The twentieth century brought this type of unconventional warfare to a new level. Guerrillas were transformed into heroes and superhuman figures that became mythic. Warfare, for both insurgents and their enemies, would never be the same. One of the most successful guerrilla warriors of our lifetime was Vietnam’s General Vo Nguyen Giap. The war in south Asia was essentially lost because we did not know how to defeat a general like Giap or how to understand a mind that functioned strategically in the way his mind worked. Giap not only defeated the French but then took on the world’s greatest military power and eventually drove us from Indochina. What worked in many of these instances was his ability to harness public opinion so that these conflicts were defined in a way that best suited the plans of the protagonists.

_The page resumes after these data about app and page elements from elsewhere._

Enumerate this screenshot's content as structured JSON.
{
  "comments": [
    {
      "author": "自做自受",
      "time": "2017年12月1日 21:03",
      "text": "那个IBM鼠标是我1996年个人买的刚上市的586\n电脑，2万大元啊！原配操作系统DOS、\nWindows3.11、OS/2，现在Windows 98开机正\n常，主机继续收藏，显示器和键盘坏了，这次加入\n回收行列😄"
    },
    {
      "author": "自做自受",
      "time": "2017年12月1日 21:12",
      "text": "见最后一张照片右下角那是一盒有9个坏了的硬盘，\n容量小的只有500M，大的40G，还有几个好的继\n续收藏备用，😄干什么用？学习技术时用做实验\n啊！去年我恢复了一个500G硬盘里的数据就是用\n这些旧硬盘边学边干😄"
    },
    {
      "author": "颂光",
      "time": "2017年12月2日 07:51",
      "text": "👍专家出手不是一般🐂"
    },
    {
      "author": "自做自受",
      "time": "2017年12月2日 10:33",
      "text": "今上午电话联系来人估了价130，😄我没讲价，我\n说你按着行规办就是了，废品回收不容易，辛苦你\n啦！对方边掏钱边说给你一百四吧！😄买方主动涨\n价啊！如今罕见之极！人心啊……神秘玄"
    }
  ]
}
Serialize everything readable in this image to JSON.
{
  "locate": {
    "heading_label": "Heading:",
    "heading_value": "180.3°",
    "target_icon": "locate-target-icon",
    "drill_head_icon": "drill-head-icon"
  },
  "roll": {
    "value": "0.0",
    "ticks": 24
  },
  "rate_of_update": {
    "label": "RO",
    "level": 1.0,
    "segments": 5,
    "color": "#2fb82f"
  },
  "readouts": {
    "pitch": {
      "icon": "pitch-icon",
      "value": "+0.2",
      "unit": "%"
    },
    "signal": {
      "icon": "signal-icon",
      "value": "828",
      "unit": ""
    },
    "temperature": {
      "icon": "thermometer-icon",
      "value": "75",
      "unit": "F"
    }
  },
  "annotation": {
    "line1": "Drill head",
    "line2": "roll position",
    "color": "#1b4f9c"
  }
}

This massive volume is divided into several “Books.” Book I looks at the origins of guerrilla warfare while Book II looks at the rise of liberal revolutionaries, which includes the aforementioned “American hornets.” Book III covers the wars of empire and Book IV is titled: “The Bomb Throwers.” It addresses the rise and development of international terrorism. Book V covers the guerrillas and commandos who worked in and around the major battles of World War I and II. Book VI covers the wars of “national liberation,” which includes leaders like Mao Zedong and his amazing rise to power in China (1921-49) and the Afghan War of Independence (1954-62). Book VII is called “The Romance of the Leftist Revolutionaries.” Here we see the tactics of Castro, Arafat and the end of Marxism in the 1980s. Book VIII is the part that most of us are interested in at the moment because we are living in this time in the history of war. This book is titled: “God’s Killer’s: The Rise of Radical Islam.” More on this section, and what it all actually means to us,in tomorrow’s blog. In this case a little more knowledge of our enemies would help all of us to better understand what works, and does not work, in the so-called “War on Terror.”(I hope our leaders read this book!) A little hint–no terminology for war is more flawed than this: “The War on Terror.” It reveals a basic misunderstanding of terror from the outset. One has a hard time referring to a war on terror in any meaningful sense once you understand what terrorism really is historically.